WORK INSTRUCTION —
Copy, from the data below, every line that has "location" in it.

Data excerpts

- - - - - - -

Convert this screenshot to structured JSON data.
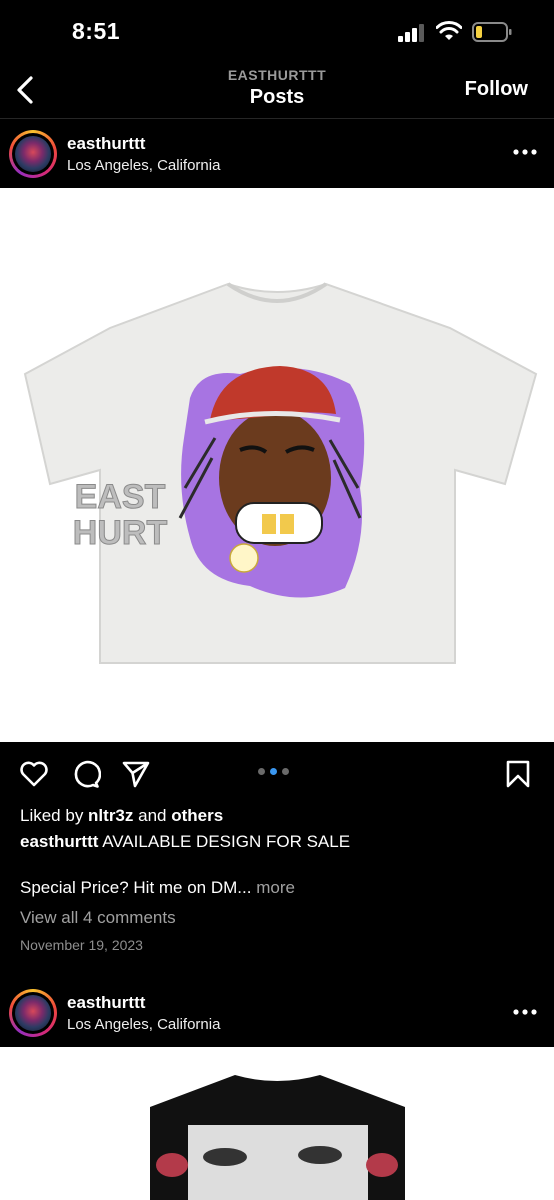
{
  "status_bar": {
    "time": "8:51"
  },
  "header": {
    "account": "EASTHURTTT",
    "title": "Posts",
    "follow_label": "Follow"
  },
  "post": {
    "username": "easthurttt",
    "location": "Los Angeles, California",
    "liked_prefix": "Liked by ",
    "liked_user": "nltr3z",
    "liked_and": " and ",
    "liked_others": "others",
    "caption_user": "easthurttt",
    "caption_text": " AVAILABLE DESIGN FOR SALE",
    "caption_line2": "Special Price? Hit me on DM... ",
    "more_label": "more",
    "comments_link": "View all 4 comments",
    "date": "November 19, 2023",
    "carousel": {
      "count": 3,
      "active": 2
    },
    "shirt_logo_text": "EAST HURT",
    "accent_colors": {
      "purple": "#9b5fe0",
      "cap_red": "#c0392b",
      "gold": "#f2c94c"
    }
  },
  "post2": {
    "username": "easthurttt",
    "location": "Los Angeles, California"
  },
  "icons": [
    "back-arrow-icon",
    "more-icon",
    "heart-icon",
    "comment-icon",
    "share-icon",
    "bookmark-icon"
  ]
}
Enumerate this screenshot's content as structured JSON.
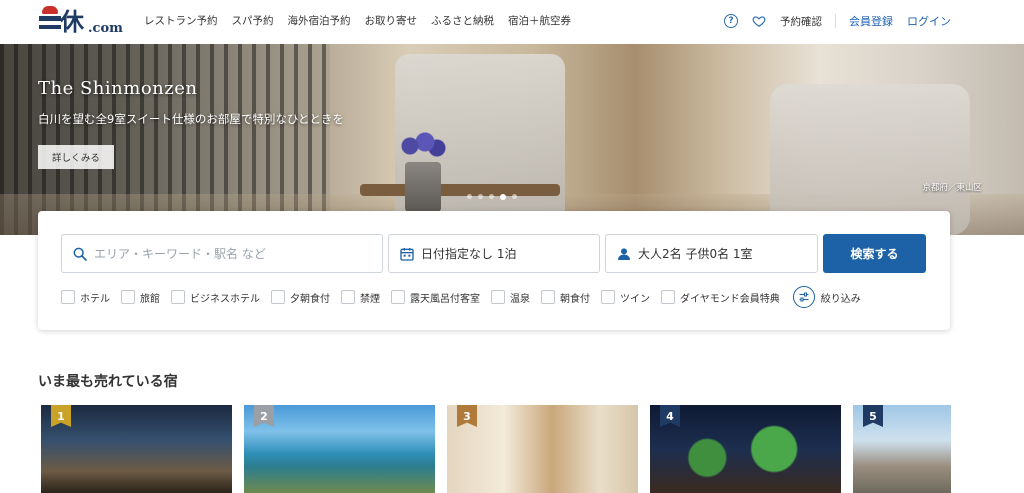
{
  "header": {
    "logo_kanji": "休",
    "logo_suffix": ".com",
    "nav": [
      "レストラン予約",
      "スパ予約",
      "海外宿泊予約",
      "お取り寄せ",
      "ふるさと納税",
      "宿泊＋航空券"
    ],
    "help_label": "?",
    "reservation_check": "予約確認",
    "register": "会員登録",
    "login": "ログイン"
  },
  "hero": {
    "title": "The Shinmonzen",
    "subtitle": "白川を望む全9室スイート仕様のお部屋で特別なひとときを",
    "button": "詳しくみる",
    "credit": "京都府／東山区",
    "slide_count": 5,
    "active_slide": 4
  },
  "search": {
    "keyword_placeholder": "エリア・キーワード・駅名 など",
    "date_value": "日付指定なし 1泊",
    "guests_value": "大人2名 子供0名 1室",
    "submit": "検索する",
    "filters": [
      "ホテル",
      "旅館",
      "ビジネスホテル",
      "夕朝食付",
      "禁煙",
      "露天風呂付客室",
      "温泉",
      "朝食付",
      "ツイン",
      "ダイヤモンド会員特典"
    ],
    "narrow_label": "絞り込み"
  },
  "ranking": {
    "title": "いま最も売れている宿",
    "items": [
      {
        "rank": "1"
      },
      {
        "rank": "2"
      },
      {
        "rank": "3"
      },
      {
        "rank": "4"
      },
      {
        "rank": "5"
      }
    ]
  },
  "colors": {
    "brand": "#1f3b64",
    "link_blue": "#1d62b5",
    "search_button": "#1d62a6"
  }
}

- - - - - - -

SOLUTION TO THE EXERCISE —
    "location": "Los Angeles, California",
    "location": "Los Angeles, California"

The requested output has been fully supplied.